> Problem to solve
Output every record word for word, minus the pictures.

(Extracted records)

=== Section Start ===

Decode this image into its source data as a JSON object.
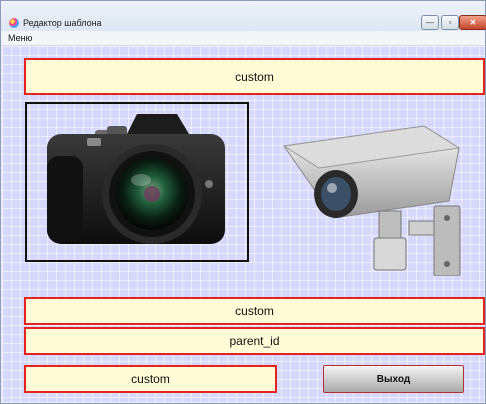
{
  "window": {
    "title": "Редактор шаблона",
    "controls": {
      "minimize": "—",
      "maximize": "▫",
      "close": "✕"
    }
  },
  "menu": {
    "items": [
      "Меню"
    ]
  },
  "fields": {
    "top": "custom",
    "middle": "custom",
    "parent": "parent_id",
    "bottom_left": "custom"
  },
  "buttons": {
    "exit": "Выход"
  },
  "colors": {
    "field_bg": "#fffbd6",
    "field_border": "#e32222",
    "client_bg": "#d6d9fb"
  }
}
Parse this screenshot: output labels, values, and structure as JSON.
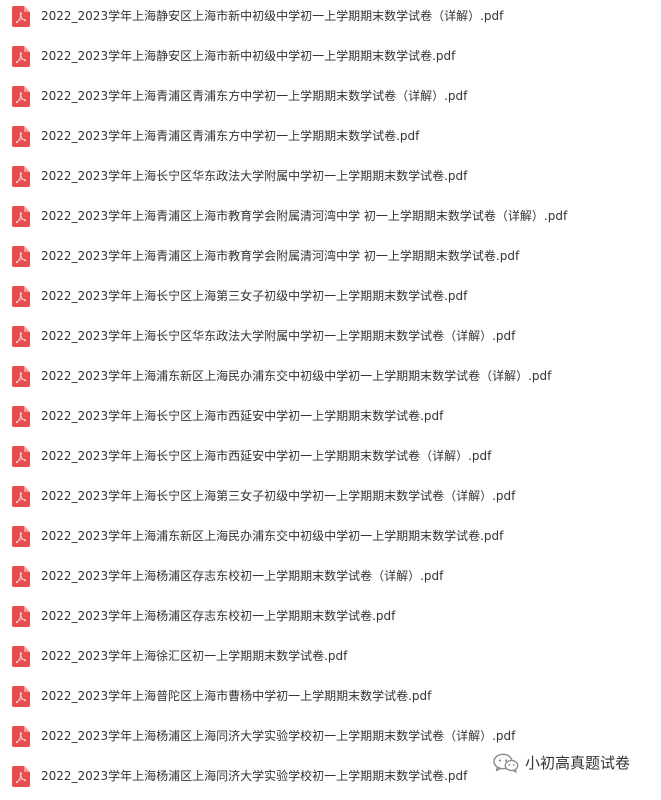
{
  "colors": {
    "pdf_icon_bg": "#e84d4d",
    "pdf_icon_fg": "#ffffff",
    "text": "#333333",
    "background": "#ffffff"
  },
  "file_icon": "pdf-file-icon",
  "files": [
    "2022_2023学年上海静安区上海市新中初级中学初一上学期期末数学试卷（详解）.pdf",
    "2022_2023学年上海静安区上海市新中初级中学初一上学期期末数学试卷.pdf",
    "2022_2023学年上海青浦区青浦东方中学初一上学期期末数学试卷（详解）.pdf",
    "2022_2023学年上海青浦区青浦东方中学初一上学期期末数学试卷.pdf",
    "2022_2023学年上海长宁区华东政法大学附属中学初一上学期期末数学试卷.pdf",
    "2022_2023学年上海青浦区上海市教育学会附属清河湾中学 初一上学期期末数学试卷（详解）.pdf",
    "2022_2023学年上海青浦区上海市教育学会附属清河湾中学 初一上学期期末数学试卷.pdf",
    "2022_2023学年上海长宁区上海第三女子初级中学初一上学期期末数学试卷.pdf",
    "2022_2023学年上海长宁区华东政法大学附属中学初一上学期期末数学试卷（详解）.pdf",
    "2022_2023学年上海浦东新区上海民办浦东交中初级中学初一上学期期末数学试卷（详解）.pdf",
    "2022_2023学年上海长宁区上海市西延安中学初一上学期期末数学试卷.pdf",
    "2022_2023学年上海长宁区上海市西延安中学初一上学期期末数学试卷（详解）.pdf",
    "2022_2023学年上海长宁区上海第三女子初级中学初一上学期期末数学试卷（详解）.pdf",
    "2022_2023学年上海浦东新区上海民办浦东交中初级中学初一上学期期末数学试卷.pdf",
    "2022_2023学年上海杨浦区存志东校初一上学期期末数学试卷（详解）.pdf",
    "2022_2023学年上海杨浦区存志东校初一上学期期末数学试卷.pdf",
    "2022_2023学年上海徐汇区初一上学期期末数学试卷.pdf",
    "2022_2023学年上海普陀区上海市曹杨中学初一上学期期末数学试卷.pdf",
    "2022_2023学年上海杨浦区上海同济大学实验学校初一上学期期末数学试卷（详解）.pdf",
    "2022_2023学年上海杨浦区上海同济大学实验学校初一上学期期末数学试卷.pdf"
  ],
  "watermark": {
    "icon": "wechat-icon",
    "text": "小初高真题试卷"
  }
}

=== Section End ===

> Response area
Decode this image into its source data as a JSON object.
{
  "window": {
    "title": "Редактор шаблона",
    "controls": {
      "minimize": "—",
      "maximize": "▫",
      "close": "✕"
    }
  },
  "menu": {
    "items": [
      "Меню"
    ]
  },
  "fields": {
    "top": "custom",
    "middle": "custom",
    "parent": "parent_id",
    "bottom_left": "custom"
  },
  "buttons": {
    "exit": "Выход"
  },
  "colors": {
    "field_bg": "#fffbd6",
    "field_border": "#e32222",
    "client_bg": "#d6d9fb"
  }
}
Parse this screenshot: output labels, values, and structure as JSON.
{
  "colors": {
    "pdf_icon_bg": "#e84d4d",
    "pdf_icon_fg": "#ffffff",
    "text": "#333333",
    "background": "#ffffff"
  },
  "file_icon": "pdf-file-icon",
  "files": [
    "2022_2023学年上海静安区上海市新中初级中学初一上学期期末数学试卷（详解）.pdf",
    "2022_2023学年上海静安区上海市新中初级中学初一上学期期末数学试卷.pdf",
    "2022_2023学年上海青浦区青浦东方中学初一上学期期末数学试卷（详解）.pdf",
    "2022_2023学年上海青浦区青浦东方中学初一上学期期末数学试卷.pdf",
    "2022_2023学年上海长宁区华东政法大学附属中学初一上学期期末数学试卷.pdf",
    "2022_2023学年上海青浦区上海市教育学会附属清河湾中学 初一上学期期末数学试卷（详解）.pdf",
    "2022_2023学年上海青浦区上海市教育学会附属清河湾中学 初一上学期期末数学试卷.pdf",
    "2022_2023学年上海长宁区上海第三女子初级中学初一上学期期末数学试卷.pdf",
    "2022_2023学年上海长宁区华东政法大学附属中学初一上学期期末数学试卷（详解）.pdf",
    "2022_2023学年上海浦东新区上海民办浦东交中初级中学初一上学期期末数学试卷（详解）.pdf",
    "2022_2023学年上海长宁区上海市西延安中学初一上学期期末数学试卷.pdf",
    "2022_2023学年上海长宁区上海市西延安中学初一上学期期末数学试卷（详解）.pdf",
    "2022_2023学年上海长宁区上海第三女子初级中学初一上学期期末数学试卷（详解）.pdf",
    "2022_2023学年上海浦东新区上海民办浦东交中初级中学初一上学期期末数学试卷.pdf",
    "2022_2023学年上海杨浦区存志东校初一上学期期末数学试卷（详解）.pdf",
    "2022_2023学年上海杨浦区存志东校初一上学期期末数学试卷.pdf",
    "2022_2023学年上海徐汇区初一上学期期末数学试卷.pdf",
    "2022_2023学年上海普陀区上海市曹杨中学初一上学期期末数学试卷.pdf",
    "2022_2023学年上海杨浦区上海同济大学实验学校初一上学期期末数学试卷（详解）.pdf",
    "2022_2023学年上海杨浦区上海同济大学实验学校初一上学期期末数学试卷.pdf"
  ],
  "watermark": {
    "icon": "wechat-icon",
    "text": "小初高真题试卷"
  }
}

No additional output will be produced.